▸ **What the exercise asks**:
Count the lines below that contain "JSON". Give only the number.

▸ **Source data**:
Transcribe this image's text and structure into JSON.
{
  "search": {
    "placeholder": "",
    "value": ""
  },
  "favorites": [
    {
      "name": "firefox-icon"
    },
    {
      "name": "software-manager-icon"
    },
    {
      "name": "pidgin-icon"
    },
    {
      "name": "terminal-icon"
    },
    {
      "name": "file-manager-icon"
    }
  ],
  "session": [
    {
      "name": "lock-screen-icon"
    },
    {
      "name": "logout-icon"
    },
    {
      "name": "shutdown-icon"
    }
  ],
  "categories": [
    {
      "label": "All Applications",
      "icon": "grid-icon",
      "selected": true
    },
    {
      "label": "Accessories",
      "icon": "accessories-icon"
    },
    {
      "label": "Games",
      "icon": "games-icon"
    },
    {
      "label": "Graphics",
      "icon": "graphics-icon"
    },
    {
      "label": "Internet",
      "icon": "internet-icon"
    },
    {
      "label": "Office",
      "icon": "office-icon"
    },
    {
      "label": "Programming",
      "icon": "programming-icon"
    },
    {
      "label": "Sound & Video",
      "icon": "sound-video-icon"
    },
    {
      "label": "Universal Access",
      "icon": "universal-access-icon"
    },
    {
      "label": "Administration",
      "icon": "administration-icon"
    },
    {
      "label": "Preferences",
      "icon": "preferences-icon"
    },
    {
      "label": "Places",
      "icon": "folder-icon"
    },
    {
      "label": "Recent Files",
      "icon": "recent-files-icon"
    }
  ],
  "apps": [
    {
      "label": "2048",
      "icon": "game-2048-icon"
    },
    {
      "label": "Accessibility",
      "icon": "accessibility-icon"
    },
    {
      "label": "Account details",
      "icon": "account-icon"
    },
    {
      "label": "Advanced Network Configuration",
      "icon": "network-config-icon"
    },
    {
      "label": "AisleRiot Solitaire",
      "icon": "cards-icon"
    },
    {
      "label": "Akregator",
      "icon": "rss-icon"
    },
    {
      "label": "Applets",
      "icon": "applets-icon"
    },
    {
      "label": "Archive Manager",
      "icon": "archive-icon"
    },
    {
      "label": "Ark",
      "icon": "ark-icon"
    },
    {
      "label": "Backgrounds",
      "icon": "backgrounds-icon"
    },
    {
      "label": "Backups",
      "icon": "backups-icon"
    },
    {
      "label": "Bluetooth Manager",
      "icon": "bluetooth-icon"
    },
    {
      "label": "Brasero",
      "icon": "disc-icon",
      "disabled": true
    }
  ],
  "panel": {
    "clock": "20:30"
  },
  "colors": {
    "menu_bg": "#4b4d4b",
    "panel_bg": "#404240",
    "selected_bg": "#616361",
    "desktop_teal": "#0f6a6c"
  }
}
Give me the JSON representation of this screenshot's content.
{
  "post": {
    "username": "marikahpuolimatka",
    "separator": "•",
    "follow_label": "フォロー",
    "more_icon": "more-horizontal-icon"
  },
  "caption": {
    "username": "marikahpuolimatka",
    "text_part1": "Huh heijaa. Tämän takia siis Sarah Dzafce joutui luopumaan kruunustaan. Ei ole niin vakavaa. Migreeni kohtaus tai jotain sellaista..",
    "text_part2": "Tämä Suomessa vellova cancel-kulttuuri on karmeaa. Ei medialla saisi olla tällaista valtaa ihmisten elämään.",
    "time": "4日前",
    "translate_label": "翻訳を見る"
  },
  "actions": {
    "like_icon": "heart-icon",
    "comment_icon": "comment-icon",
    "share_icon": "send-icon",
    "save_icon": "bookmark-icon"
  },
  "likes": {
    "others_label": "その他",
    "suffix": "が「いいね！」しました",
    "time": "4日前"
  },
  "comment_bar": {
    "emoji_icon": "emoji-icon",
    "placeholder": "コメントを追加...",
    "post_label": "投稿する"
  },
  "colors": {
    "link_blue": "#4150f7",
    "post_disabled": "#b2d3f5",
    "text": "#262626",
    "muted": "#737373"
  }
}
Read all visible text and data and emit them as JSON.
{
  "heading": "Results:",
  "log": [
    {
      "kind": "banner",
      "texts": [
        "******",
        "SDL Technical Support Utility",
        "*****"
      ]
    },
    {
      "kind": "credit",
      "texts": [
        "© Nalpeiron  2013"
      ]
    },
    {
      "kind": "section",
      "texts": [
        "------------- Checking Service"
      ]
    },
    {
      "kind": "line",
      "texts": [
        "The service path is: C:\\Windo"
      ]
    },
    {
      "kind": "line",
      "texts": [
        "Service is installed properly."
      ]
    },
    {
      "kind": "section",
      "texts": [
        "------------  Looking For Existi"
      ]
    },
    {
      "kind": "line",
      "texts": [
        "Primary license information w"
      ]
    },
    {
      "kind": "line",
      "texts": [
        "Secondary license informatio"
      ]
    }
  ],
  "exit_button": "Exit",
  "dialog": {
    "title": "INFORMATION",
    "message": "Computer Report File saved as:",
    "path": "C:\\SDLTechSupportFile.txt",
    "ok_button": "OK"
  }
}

▸ **Result of the task**:
3